how tall are you
March 11, 2020

Did your parents give you enough beans when you were growing up? If they did, then you’re probably around 6’0″ and above. Either way, we created a quiz that can guess your current height (pretty accurately, if we do say so ourselves). Take to see if we nailed it:

how much of an ajebutter
February 12, 2020

Are you an ajebutter or not? Well, if you’ve gone through life blissfully unaware of its harshness, then you probably are. Now, we want to know just how high you rank on that ajebutter scale, using your food preferences as a (very accurate) measure. Take to find out:

What are you like in a relationship?
February 7, 2020

Your taste in music can say a lot about you, and this time, it’s going to reveal what you are like in a relationship. So, pick a few of your favourite Nigerian love songs, and we’ll let you know if you’re typically a distant, passionate or unbothered partner. Here you go:

November 7, 2019

These days, everyone is always talking about how much sex they’re getting, or how little sex they’re getting, or how disgusting sex is etc. There’s just so much talk about sex, it’s almost impossible to know who’s lying and who’s telling the truth. In anticipation of our new series about the sex lives of young […]

More from Money

May 4, 2021

Clothing is a basic need. But according to an American financial planner, you should spend 5% of your monthly income on clothing. I wasn’t sure how this works in Nigeria, so I decided to talk to a couple of people on how they shop for clothes and how much they spend. Tosin, Developer Advocate, 18 […]

April 29, 2021

If there is anything Nigerians understand, it is the sometimes weird, other times horrifying experiences that come with working in Nigeria. From delayed payments to extreme workloads. Lack of boundaries, poor remuneration, toxic and overly competitive workplace culture amongst other problems. These are the stories we often hear. But, surely, there have to be good […]

April 29, 2021

More Nigerians are getting into retail investment these days, thanks to the rise of investment platforms. I imagine trying to make money is a lot of fun. But the struggles? Those ones are there too. 1. The first thing you worry about is the naira to dollar exchange rate I’m actually poor. Should I be […]

April 27, 2021

We’re all in a relationship with the naira already. But let’s imagine these notes as living, breathing humans capable of falling in love and being romantic partners. How will that work out? Hmm, let’s see. 1. ₦1000 ₦1000 is that partner that is convinced that they’re the hottest thing in the dating pool and you’re […]

Watch

Trending Videos

Zikoko Originals

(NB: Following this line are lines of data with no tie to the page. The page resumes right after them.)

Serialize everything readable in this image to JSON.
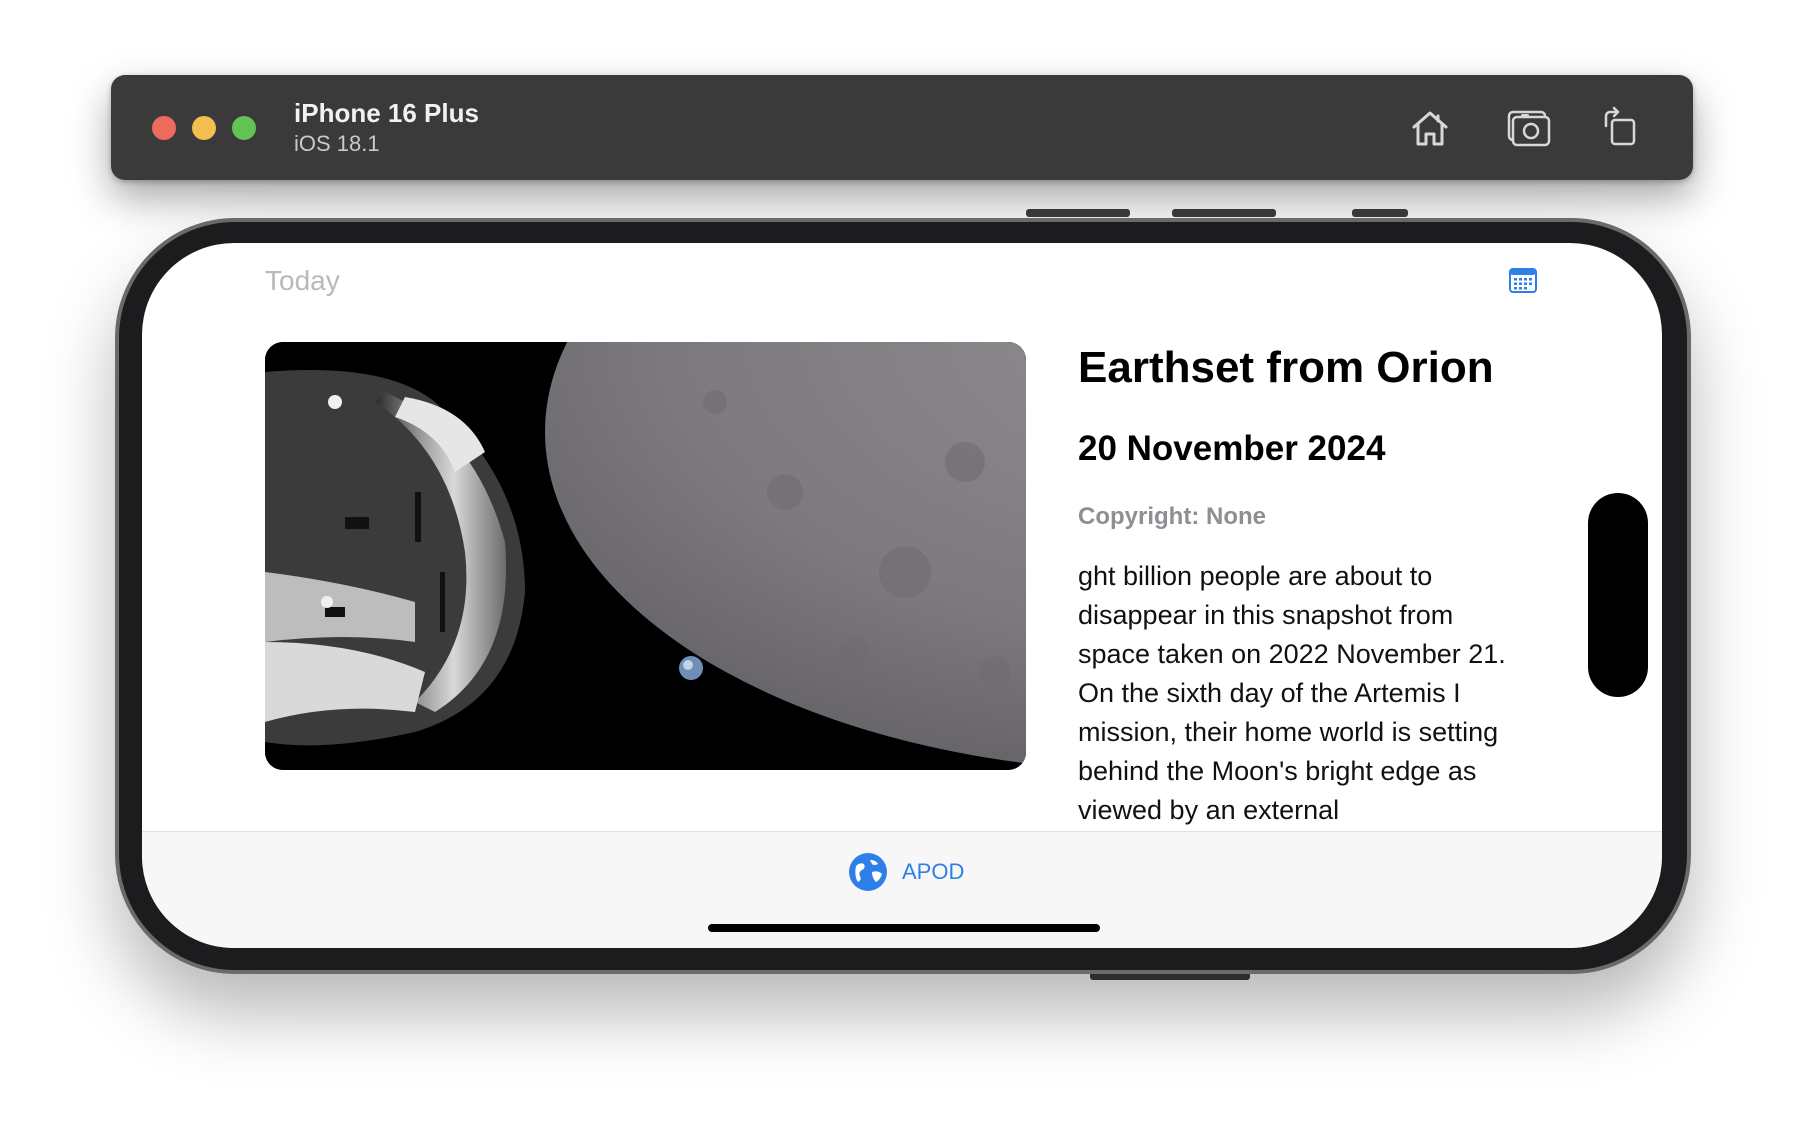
{
  "simulator": {
    "device_name": "iPhone 16 Plus",
    "os_version": "iOS 18.1",
    "buttons": {
      "home_icon": "home-icon",
      "screenshot_icon": "camera-icon",
      "rotate_icon": "rotate-icon"
    },
    "traffic_lights": {
      "close_color": "#ed6a5e",
      "minimize_color": "#f4bf4f",
      "zoom_color": "#61c454"
    }
  },
  "app": {
    "nav": {
      "title": "Today",
      "calendar_icon": "calendar-icon"
    },
    "apod": {
      "title": "Earthset from Orion",
      "date": "20 November 2024",
      "copyright": "Copyright: None",
      "explanation": "ght billion people are about to disappear in this snapshot from space taken on 2022 November 21. On the sixth day of the Artemis I mission, their home world is setting behind the Moon's bright edge as viewed by an external"
    },
    "tab_bar": {
      "items": [
        {
          "label": "APOD",
          "icon": "globe-icon",
          "selected": true
        }
      ]
    },
    "accent_color": "#2f7fe8"
  }
}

December 14, 2020
What happens when a group of chatty young Nigerians talk about things they're passionate about? You get Nigerians talk. A show that discusses very familiar struggles for the average Nigerian. From relationship deal breakers to sex education with Nigerian parents to leaving Nigeria, be prepared for a ride.
November 2, 2020
'The Couch' is a Zikoko series featuring real life stories from anonymous people.
October 26, 2020
A collection of videos documenting some of the events of the EndSARS protests.
June 22, 2020
'The Couch' is a Zikoko series featuring real life stories from anonymous people.
June 22, 2020
Hacked is an interesting new series by Zikoko made up of fictional but hilarious chat conversations.
June 4, 2020
What happens when a group of chatty young Nigerians talk about things they're passionate about? You get Nigerians talk. A show that discusses very familiar struggles for the average Nigerian. From relationship deal breakers to sex education with Nigerian parents to leaving Nigeria, be prepared for a ride.
June 2, 2020
Quickie is a video series where everyone featured gets only one minute to rant, review or do absolutely anything.
May 14, 2020
Isolation Diary is a Zikoko series that showcases what isolation is like for one young Nigerian working from home due to the Coronavirus pandemic.
March 12, 2020
Life is already hard. Deciding where to eat and get the best lifestyle experiences, isn't something you should stress about. Let VRSUS do that for you.

Z! Stacks

Here's a rabbit hole of stories to lose yourself in:

Zikoko amplifies African youth culture by curating and creating smart and joyful content for young Africans and the world.
X